Hedegaard secures EU climate deal

New EU framework shoots to decrease greenhouse gas emissions by 40 percent

Connie Hedegaard, the EU climate commissioner and former Danish climate minister, secured a framework for the EU’s climate and energy future on Wednesday.

Among the highlights of the agreement is a goal to reduce greenhouse gas emissions in 2030 by 40 percent below the 1990 level, a binding 27 percent target for renewable energy and renewed ambitions for energy efficiency policies.

“In spite of all those arguing that nothing ambitious would come out of the Commission today, we did it," Hedegaard said. "A 40 percent emissions reduction is the most cost-effective target for the EU and it takes account of our global responsibility. That is why it matters that the Commission is proposing today a binding EU-level target.”

READ MORE: Climate plan presented to help reach ambitious emissions targets
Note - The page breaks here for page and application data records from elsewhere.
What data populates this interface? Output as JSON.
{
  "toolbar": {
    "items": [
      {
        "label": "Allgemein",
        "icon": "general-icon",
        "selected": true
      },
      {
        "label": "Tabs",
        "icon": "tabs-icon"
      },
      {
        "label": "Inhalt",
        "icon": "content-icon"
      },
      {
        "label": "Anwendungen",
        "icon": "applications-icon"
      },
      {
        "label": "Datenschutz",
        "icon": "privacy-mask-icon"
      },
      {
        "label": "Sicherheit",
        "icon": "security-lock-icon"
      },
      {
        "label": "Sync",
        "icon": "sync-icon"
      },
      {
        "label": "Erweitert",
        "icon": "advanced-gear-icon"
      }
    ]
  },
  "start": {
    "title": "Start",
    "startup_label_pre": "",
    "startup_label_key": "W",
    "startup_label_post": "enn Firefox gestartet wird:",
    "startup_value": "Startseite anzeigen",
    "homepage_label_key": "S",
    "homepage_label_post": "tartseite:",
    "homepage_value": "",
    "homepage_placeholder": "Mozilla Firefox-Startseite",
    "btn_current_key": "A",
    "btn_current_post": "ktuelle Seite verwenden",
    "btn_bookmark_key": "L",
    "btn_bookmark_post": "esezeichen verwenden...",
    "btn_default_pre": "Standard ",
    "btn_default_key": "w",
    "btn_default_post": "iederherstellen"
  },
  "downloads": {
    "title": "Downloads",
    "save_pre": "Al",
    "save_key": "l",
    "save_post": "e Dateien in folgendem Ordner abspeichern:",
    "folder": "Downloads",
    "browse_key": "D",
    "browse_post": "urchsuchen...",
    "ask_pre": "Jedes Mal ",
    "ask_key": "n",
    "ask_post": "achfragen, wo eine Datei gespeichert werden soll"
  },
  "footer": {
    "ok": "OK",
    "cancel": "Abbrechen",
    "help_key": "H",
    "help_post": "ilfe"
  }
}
Climate minister praises deal
Denmark's current climate minister, Martin Lidegaard (R), said that the EU Commission framework was an important step ahead of the 2015 UN climate conference in Paris, where a global climate deal to replace the expiring the Kyoto Protocol is expected to be reached. 

"The goal of a 40 percent reduction in CO2 ensures that the EU maintains its ambitious climate and energy policies due the benefit of business and residents who will receive a stable framework for their investments," Lidegaard said in a press release. "This will mean that Europe will limit its dependence on imported fossil fuels and will ensure that the EU can credibly enter the global climate talks in Paris in 2015."

READ MORE: Climate minister satisfied by UN conference

Green organisations say it doesn't go far enough
Climate organisations were less thrilled with the deal, however.

Greenpeace said that the emissions target should have been at least a 55 percent reduction. 

"The suggested goal of 40 percent will in practice only amount to 33 percent due to the over two billion tonnes of surplus quotas in the EU's carbon trading scheme [the ETS]," Greenpeace's Tarjei Haalan told Ritzau.

WWF Denmark praised Hedegaard's efforts but said the plan did not go far enough. 

"The goal of 27 percent renewable energy is way too low if we are to seriously address the climate changes facing us," WWF's Hanne Jersild said in a press release. "It is also a disappointment that the goal only applies to the EU as a whole and is not binding for individual counties."

Hedegaard said that there is still work to be done. 

"The details of the framework will now have to be agreed, but the direction for Europe has been set," she said. "If all other regions were equally ambitious about tackling climate change, the world would be in significantly better shape.”